WG – Coz I have been noticing you, right from the time you entered the pub. Ah! come on. Don’t be scared. You’re an Indian, right? Don’t worry. I am not going to harm you. Do I look like an animal? I noticed you coz you were the only one to react to my song and I think you know the song quite well.
[Now, I could breathe. I felt at ease and the train to Altstetten had arrived too.]
I – Oh! I simply got scared. The train has come and I must rush in.
WG: Sure and if I am given the pleasure of your company, I won’t mind.
WG – Altstetten will come in just 2 minutes.
I – Yes. Short journey you see.
WG – But I prefer the long journeys, like we have in India.
I – You’ve been to India?
WG – Yeah! I still go there. Once in a year to Banaras. I have travelled the whole of India and loved Banaras. I love the mystical feel of Banaras.
I – Wow! I’m meeting someone for the first time who has travelled India but is not an Indian. Simply superb.
WG – Banaras is more than that. It is among the world’s oldest continually inhabited cities. It is older than history, older than tradition, older even than legend, and looks twice as old as all of them put together. I am in love with Banaras.
I – Seems like you are in complete awe of the city.
WG – Yes! Madame, we have reached Altstetten.
[I was disappointed. Slowly as the conversation was beginning to tick, we had reached destination. It couldn’t have been shorter, it could have definitely been better.]
WG – I have to go to Farbhof.
I – I too have to go to Farbhof.
WG – Come, I will walk with you.
[I wanted to say that I can walk with you for all my life just to listen history that I always find enigmatic. I am a history lover and what better way to learn history than to hear it from someone else.]
I – So what’s behind the song? OK. You were reciting it in a very heavy English accent but its back from the 80s. And rarely an Indian might sing it, let alone you. I am still shocked that I heard it from a foreigner – a song in Hindi.
WG – (with a deep breath) I learnt it to impress my girlfriend, my unrequited love, which finally took me to the by lanes of Banaras, the mystic city where I finally learnt to let go.
I – I’m sorry. I didn’t intend to hurt your feelings.
WG – Don’t be. Some experiences in life only make you strong. And this experience took me to salvation. I owe my journey to Banaras to this. It’s been wonderful.
[It was still snowing. There were very few people on streets. The tram was plying by its time. Nothing had changed much from the time I left home to the time I was reaching home but still I felt heavy, I felt that a lot had changed. The pristine snow appeared to be a reflection of human emotions. The snow so pure, so white in the morning was now appearing to be sad, it looked like a set of crying emotions frozen in time where I was a mere spectator.
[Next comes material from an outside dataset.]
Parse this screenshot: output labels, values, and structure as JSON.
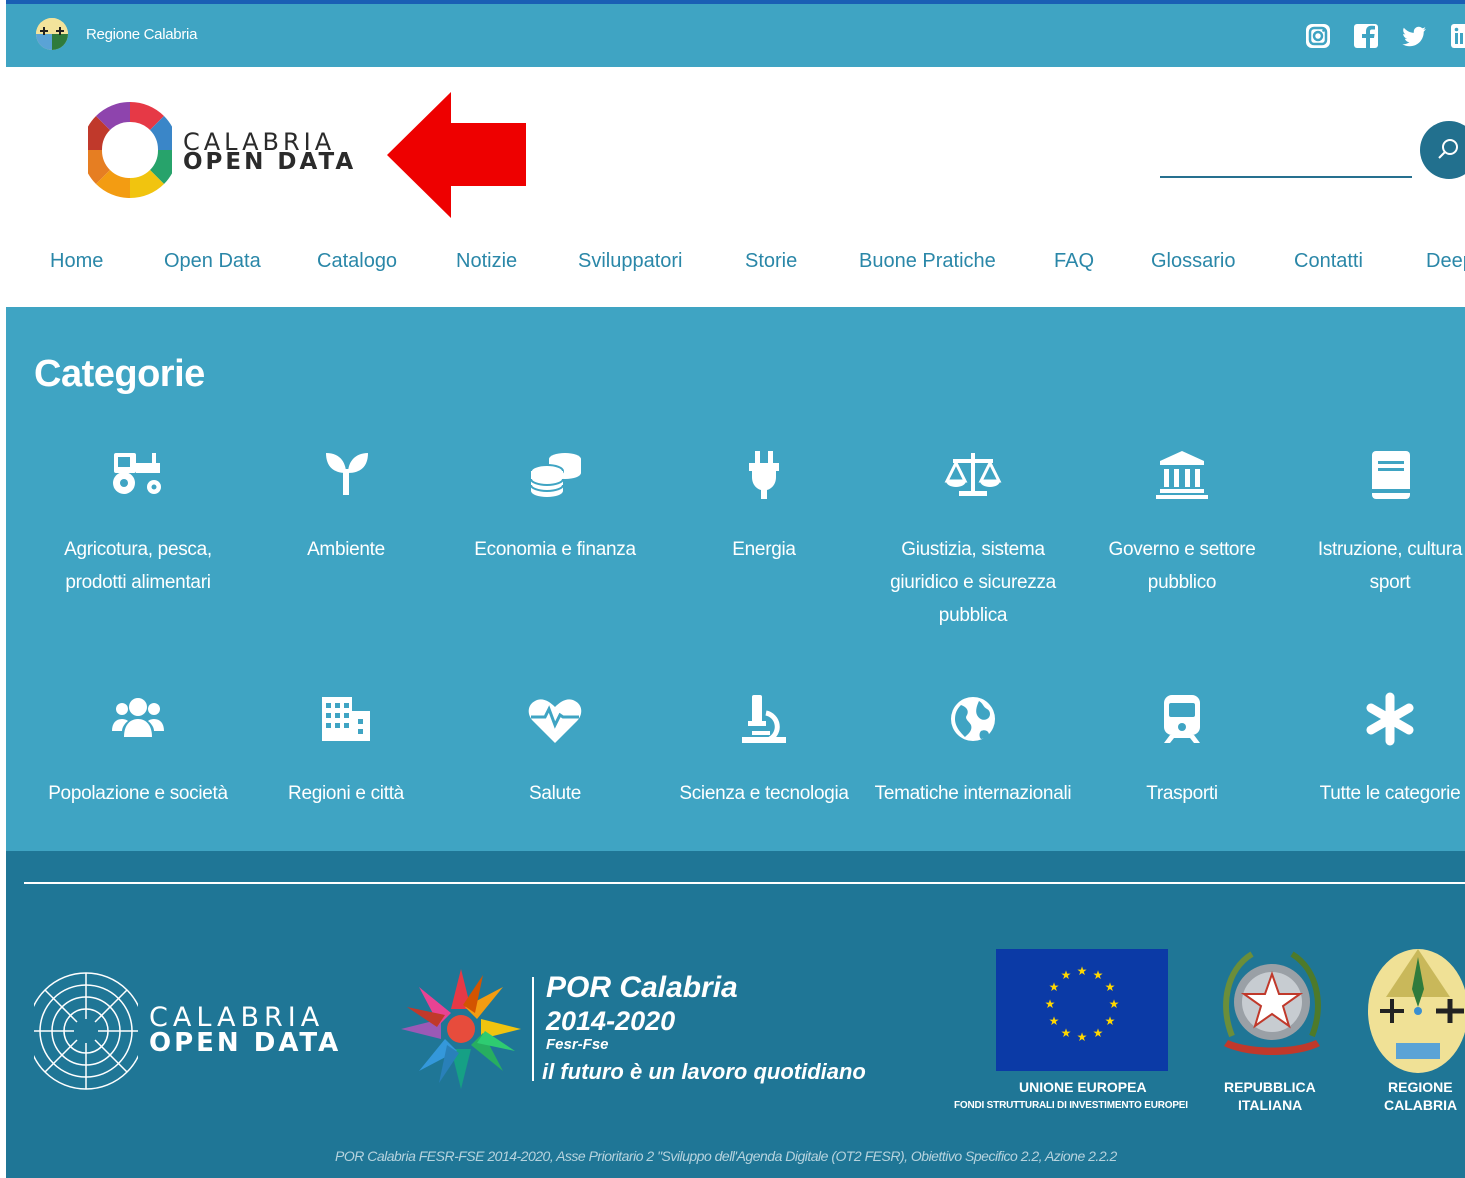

I didn’t say anything.]
WG – They call me Vinzenz Lexicon.
And before I could say anything further, Vinzenz moved on. How else does it matter to him whether I was Divya or Dorle. He was on his way to salvation, trying to break away from the worldly ties. The snow was still there, as pristine as the hermit I had met today. They sure called him Vinzenz Lexicon but for me he was a mythical wanderer of Banaras who bumped in to me in a far off mountain country.
(Full text of the above post was first published in bagofbrains)